| WORK TO BE COMPLETED |
From the data that follows, report how many lines hold the string "sales", giving only the number.

Data records:
== Segment start ==

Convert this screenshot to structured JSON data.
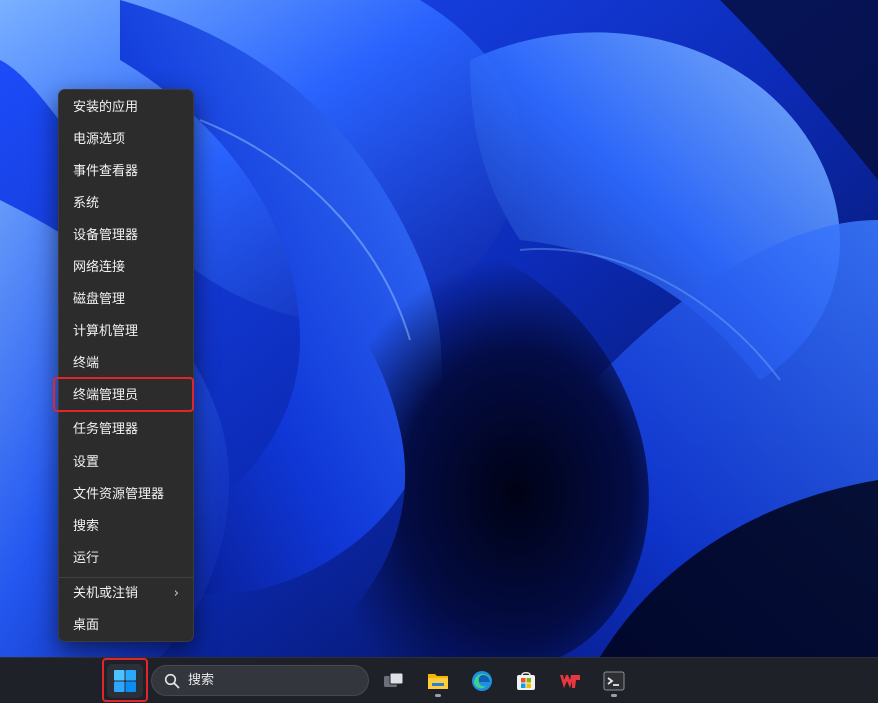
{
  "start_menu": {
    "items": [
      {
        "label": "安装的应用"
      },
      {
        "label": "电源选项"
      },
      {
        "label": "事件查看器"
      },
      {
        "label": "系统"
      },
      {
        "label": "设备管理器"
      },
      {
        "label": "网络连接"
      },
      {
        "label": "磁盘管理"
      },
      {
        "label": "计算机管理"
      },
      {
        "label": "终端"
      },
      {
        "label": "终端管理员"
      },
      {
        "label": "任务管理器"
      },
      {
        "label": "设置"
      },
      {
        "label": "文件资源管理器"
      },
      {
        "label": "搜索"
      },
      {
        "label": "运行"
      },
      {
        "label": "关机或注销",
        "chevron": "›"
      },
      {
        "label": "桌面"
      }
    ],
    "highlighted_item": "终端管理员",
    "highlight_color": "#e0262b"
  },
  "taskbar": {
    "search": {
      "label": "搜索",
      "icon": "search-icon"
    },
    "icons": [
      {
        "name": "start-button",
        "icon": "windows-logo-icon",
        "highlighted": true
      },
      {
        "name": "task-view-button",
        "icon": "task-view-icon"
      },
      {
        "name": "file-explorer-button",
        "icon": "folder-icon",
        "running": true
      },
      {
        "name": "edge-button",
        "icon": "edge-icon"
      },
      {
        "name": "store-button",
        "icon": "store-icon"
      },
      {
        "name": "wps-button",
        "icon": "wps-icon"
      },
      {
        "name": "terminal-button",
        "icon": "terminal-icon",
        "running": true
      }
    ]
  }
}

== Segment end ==
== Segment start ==

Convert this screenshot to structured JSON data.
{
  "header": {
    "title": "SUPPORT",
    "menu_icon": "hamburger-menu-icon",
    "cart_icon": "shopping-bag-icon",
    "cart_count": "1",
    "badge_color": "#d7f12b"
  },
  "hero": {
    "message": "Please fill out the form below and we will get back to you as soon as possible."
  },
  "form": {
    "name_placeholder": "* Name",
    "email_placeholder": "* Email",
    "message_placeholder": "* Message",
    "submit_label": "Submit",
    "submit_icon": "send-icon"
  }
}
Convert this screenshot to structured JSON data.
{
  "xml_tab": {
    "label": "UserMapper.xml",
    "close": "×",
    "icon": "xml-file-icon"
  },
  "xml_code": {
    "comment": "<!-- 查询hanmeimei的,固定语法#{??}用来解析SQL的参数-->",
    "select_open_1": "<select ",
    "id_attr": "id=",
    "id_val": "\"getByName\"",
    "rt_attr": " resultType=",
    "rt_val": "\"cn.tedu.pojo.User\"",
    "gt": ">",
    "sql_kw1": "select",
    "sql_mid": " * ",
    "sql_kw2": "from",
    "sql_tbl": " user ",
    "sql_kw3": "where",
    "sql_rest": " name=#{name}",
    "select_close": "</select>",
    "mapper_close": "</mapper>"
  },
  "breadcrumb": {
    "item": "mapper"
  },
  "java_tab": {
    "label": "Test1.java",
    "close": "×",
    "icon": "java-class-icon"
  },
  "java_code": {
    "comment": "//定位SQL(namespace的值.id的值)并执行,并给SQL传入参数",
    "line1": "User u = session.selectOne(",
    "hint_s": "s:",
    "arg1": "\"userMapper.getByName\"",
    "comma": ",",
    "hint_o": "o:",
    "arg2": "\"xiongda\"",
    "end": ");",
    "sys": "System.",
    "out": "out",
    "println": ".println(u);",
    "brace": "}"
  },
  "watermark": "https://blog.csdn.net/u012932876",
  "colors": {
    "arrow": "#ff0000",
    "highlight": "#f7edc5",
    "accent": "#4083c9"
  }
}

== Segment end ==
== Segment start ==

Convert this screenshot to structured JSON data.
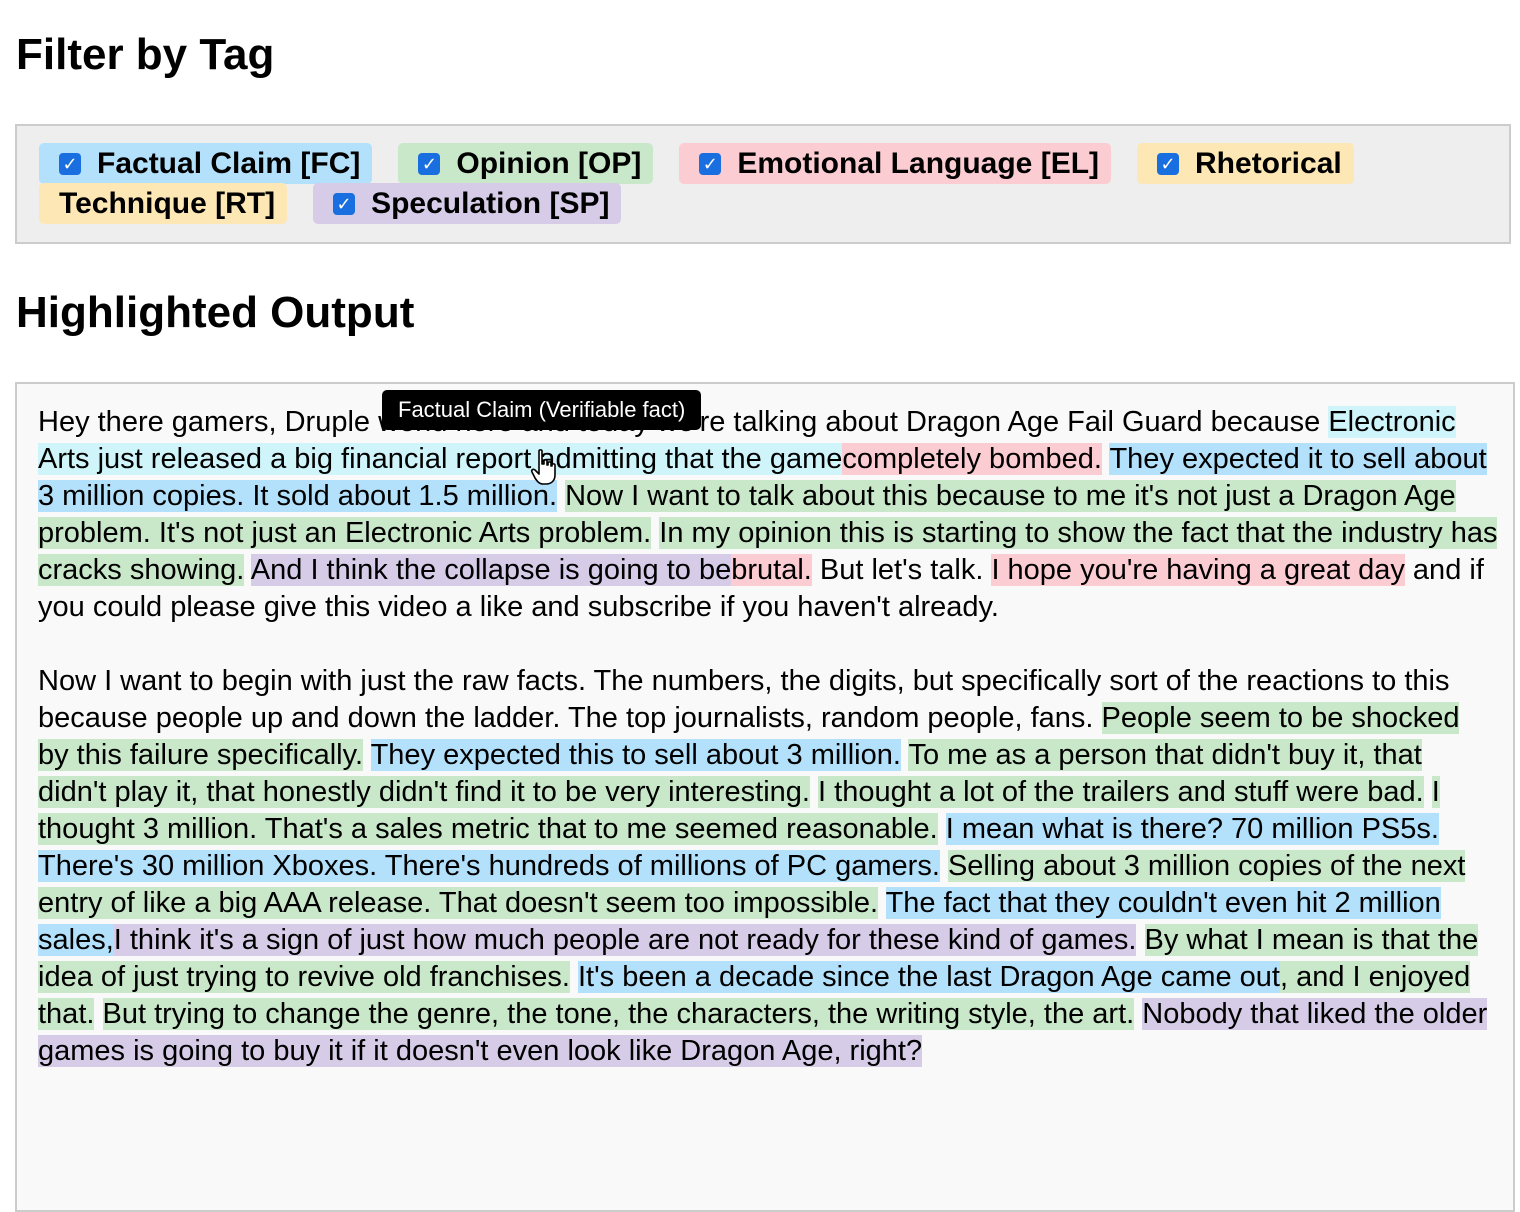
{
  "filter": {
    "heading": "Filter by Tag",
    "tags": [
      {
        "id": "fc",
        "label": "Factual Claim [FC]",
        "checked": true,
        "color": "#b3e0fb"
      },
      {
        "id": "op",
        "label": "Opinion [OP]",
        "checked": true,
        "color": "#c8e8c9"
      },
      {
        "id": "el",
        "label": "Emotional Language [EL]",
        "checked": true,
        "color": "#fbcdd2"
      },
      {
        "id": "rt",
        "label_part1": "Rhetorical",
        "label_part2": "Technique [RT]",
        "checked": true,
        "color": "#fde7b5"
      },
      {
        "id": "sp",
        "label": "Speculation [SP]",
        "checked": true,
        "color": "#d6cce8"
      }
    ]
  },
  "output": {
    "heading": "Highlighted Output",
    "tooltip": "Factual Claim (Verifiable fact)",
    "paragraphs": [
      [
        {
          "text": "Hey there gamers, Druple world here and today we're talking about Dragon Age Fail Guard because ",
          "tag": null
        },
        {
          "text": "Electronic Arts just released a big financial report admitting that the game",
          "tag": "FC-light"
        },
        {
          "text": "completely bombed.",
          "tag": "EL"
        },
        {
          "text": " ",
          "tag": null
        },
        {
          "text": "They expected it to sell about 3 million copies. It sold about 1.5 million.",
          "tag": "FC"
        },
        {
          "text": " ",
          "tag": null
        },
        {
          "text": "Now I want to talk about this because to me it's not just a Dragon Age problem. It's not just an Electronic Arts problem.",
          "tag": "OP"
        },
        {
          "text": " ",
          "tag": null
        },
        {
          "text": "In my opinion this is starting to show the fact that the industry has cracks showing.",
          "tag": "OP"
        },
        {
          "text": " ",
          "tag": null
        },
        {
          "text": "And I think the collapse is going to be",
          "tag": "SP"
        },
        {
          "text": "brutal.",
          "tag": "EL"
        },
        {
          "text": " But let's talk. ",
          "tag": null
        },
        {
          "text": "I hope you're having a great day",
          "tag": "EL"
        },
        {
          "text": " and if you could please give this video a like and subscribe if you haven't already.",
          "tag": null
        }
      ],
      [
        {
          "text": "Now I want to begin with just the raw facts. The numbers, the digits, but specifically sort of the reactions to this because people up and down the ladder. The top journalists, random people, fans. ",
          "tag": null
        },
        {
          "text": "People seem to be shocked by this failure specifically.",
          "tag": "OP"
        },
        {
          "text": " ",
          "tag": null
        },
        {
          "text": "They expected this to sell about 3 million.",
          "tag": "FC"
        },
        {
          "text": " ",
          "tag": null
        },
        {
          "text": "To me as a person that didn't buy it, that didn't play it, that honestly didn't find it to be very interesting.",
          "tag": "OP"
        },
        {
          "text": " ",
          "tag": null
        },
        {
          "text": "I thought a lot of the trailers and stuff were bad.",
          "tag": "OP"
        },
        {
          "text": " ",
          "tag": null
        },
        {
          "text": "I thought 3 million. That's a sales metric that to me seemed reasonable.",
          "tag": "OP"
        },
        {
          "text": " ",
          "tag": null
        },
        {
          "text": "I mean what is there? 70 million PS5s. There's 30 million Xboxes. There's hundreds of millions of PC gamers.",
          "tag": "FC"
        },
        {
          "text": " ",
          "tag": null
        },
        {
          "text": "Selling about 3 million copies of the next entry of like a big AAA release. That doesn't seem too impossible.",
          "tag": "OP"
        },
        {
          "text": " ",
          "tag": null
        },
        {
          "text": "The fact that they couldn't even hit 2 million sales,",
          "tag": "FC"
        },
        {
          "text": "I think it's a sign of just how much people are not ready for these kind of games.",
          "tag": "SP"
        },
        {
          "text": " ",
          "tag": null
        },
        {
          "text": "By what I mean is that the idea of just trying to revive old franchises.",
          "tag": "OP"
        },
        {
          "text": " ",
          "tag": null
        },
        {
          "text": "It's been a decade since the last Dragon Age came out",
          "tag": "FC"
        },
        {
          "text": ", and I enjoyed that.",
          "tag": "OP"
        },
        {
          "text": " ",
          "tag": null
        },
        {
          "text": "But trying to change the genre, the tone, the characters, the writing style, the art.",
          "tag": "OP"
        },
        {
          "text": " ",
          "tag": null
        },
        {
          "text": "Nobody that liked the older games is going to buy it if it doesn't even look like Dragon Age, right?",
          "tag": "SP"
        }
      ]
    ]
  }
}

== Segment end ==

| EXERCISE RESPONSE |
2